= Beginning of Section =

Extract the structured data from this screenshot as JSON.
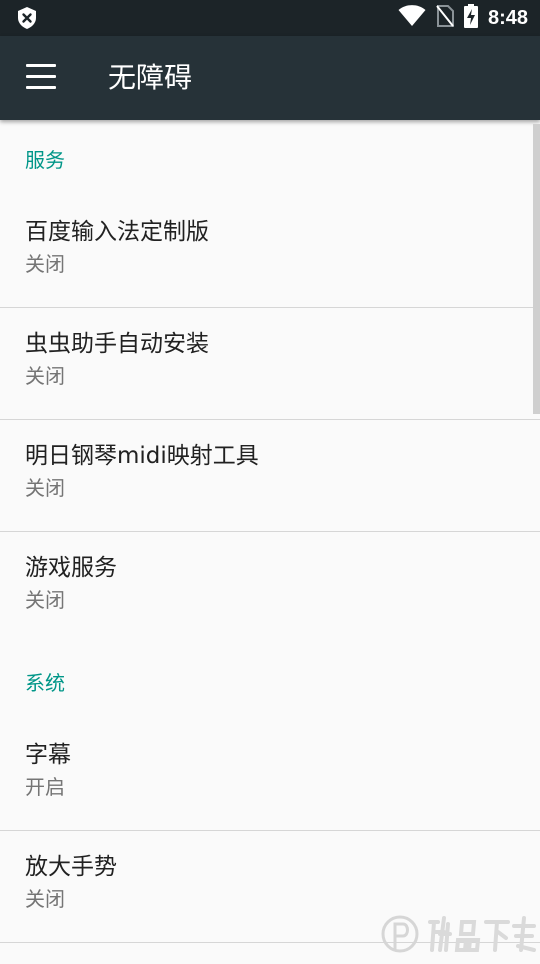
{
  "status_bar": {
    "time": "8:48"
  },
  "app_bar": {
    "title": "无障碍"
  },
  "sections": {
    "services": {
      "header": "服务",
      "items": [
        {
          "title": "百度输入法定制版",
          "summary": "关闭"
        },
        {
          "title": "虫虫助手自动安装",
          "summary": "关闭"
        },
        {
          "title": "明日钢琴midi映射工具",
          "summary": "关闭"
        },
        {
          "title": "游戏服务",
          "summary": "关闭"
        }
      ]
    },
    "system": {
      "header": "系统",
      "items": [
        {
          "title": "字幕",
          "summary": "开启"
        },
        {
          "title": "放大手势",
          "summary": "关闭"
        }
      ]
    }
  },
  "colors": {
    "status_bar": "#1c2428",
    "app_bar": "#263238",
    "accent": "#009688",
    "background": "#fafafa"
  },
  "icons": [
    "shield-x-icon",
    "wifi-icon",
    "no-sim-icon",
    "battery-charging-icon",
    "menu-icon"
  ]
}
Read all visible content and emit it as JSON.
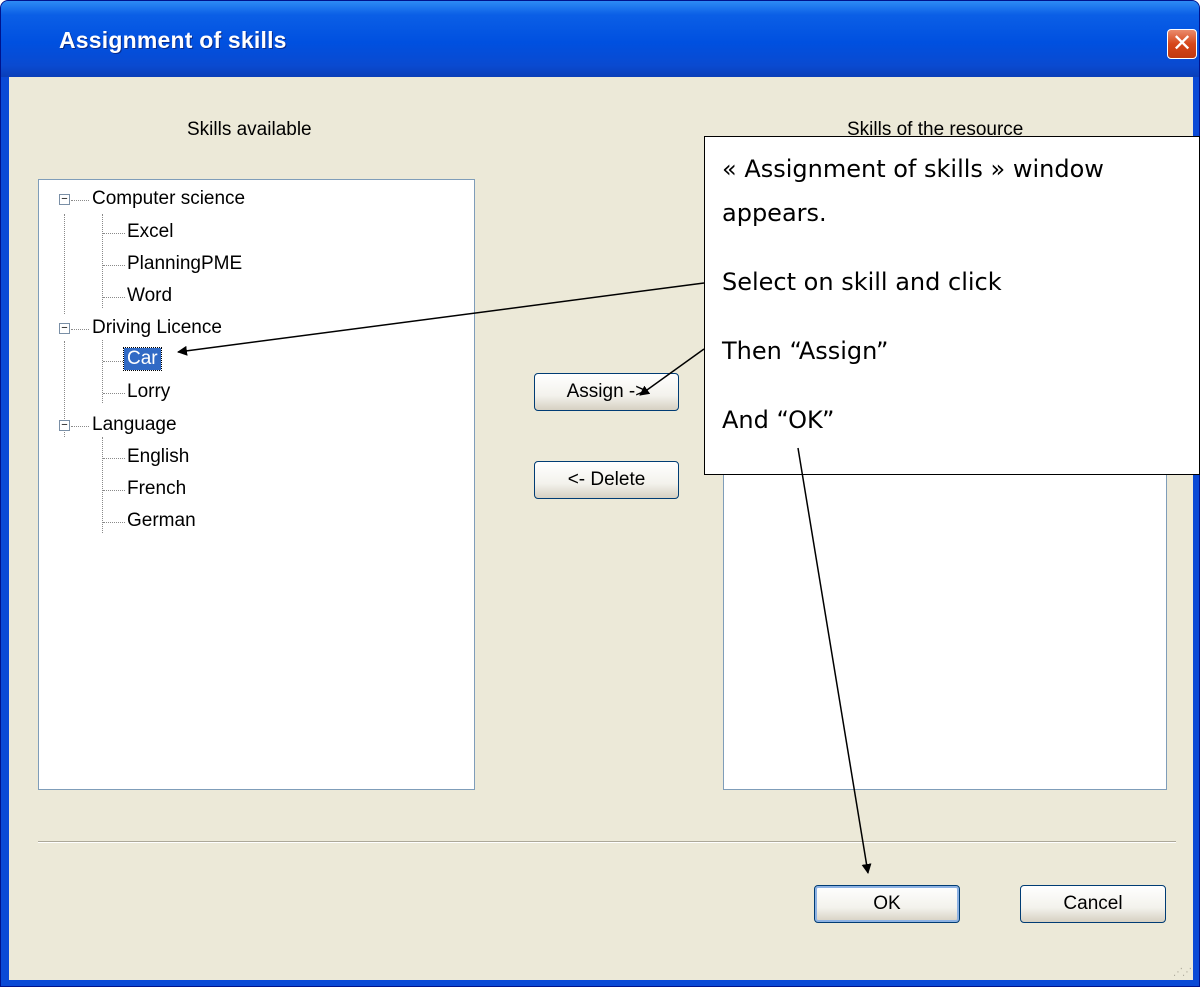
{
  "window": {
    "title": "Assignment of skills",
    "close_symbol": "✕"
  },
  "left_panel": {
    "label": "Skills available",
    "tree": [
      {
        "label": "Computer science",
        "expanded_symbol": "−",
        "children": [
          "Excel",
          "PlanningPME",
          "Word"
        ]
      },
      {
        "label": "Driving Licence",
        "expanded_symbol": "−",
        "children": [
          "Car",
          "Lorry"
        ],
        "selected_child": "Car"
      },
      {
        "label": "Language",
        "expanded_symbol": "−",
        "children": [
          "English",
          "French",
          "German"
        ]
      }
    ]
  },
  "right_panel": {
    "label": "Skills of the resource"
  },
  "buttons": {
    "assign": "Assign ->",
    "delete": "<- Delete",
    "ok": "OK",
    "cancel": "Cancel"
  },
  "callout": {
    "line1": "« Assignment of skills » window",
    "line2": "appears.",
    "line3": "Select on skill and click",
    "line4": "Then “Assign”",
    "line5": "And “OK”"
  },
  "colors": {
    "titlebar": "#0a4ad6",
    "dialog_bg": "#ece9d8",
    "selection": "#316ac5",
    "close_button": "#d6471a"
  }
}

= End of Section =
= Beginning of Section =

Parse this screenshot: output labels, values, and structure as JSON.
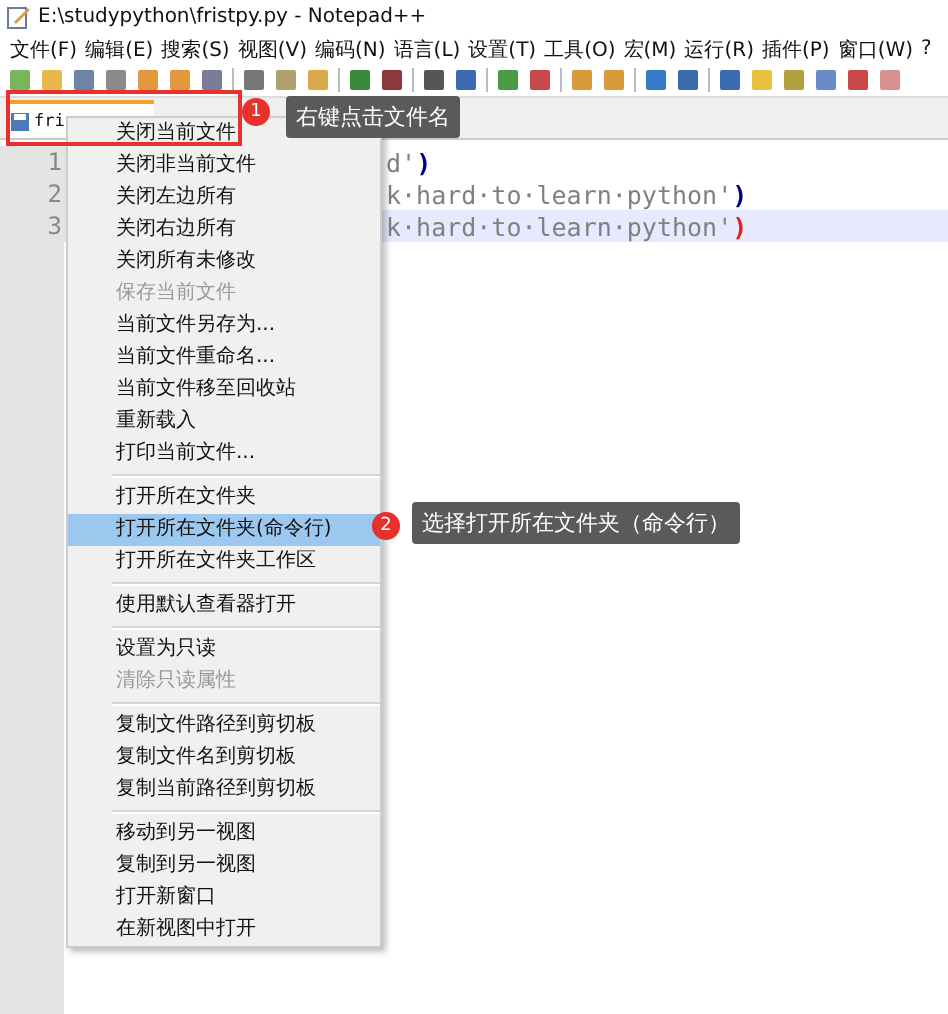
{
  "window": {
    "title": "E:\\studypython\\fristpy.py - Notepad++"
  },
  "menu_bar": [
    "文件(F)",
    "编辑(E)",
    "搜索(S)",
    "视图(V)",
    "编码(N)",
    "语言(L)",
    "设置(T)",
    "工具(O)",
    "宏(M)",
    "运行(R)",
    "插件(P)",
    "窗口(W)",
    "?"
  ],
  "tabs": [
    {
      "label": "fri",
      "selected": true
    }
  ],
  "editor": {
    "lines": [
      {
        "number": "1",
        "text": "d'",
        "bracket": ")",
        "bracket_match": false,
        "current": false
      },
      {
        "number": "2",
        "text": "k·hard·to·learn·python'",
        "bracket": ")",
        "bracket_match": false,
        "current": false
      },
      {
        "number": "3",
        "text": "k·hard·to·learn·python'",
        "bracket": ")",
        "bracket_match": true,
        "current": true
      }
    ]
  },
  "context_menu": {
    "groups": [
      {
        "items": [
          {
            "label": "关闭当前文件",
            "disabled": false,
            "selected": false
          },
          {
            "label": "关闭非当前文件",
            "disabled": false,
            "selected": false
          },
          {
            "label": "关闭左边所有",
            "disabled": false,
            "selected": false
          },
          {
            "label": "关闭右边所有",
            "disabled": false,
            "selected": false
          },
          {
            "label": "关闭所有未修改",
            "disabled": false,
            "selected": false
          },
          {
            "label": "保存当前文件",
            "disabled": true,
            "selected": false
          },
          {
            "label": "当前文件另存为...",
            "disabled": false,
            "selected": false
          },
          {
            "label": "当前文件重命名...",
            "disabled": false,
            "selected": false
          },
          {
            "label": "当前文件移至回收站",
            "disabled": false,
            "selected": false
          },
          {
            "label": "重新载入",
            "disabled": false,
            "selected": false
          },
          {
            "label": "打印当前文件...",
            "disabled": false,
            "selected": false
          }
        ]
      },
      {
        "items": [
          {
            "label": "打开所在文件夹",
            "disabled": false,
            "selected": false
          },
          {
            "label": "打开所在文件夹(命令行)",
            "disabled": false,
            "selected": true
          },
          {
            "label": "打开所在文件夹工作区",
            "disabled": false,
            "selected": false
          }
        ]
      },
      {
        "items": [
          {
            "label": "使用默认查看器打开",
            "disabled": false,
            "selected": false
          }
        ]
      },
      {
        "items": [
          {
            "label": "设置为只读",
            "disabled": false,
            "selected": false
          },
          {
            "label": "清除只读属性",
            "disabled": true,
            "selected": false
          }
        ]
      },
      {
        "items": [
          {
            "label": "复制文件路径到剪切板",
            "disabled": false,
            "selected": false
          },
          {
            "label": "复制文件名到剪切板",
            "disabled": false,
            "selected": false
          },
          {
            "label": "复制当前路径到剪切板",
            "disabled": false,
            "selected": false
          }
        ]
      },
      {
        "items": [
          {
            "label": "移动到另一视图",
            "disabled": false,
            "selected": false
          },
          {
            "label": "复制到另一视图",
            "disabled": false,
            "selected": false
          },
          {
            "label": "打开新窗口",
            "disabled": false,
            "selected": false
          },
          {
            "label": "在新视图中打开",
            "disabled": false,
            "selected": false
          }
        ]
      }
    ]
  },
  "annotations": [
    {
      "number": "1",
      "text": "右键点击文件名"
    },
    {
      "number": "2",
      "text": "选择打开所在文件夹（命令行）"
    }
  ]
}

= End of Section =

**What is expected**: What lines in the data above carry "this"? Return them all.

**Problem solution**:
Extract the structured data from this screenshot as JSON.
Parse this screenshot: output labels, values, and structure as JSON.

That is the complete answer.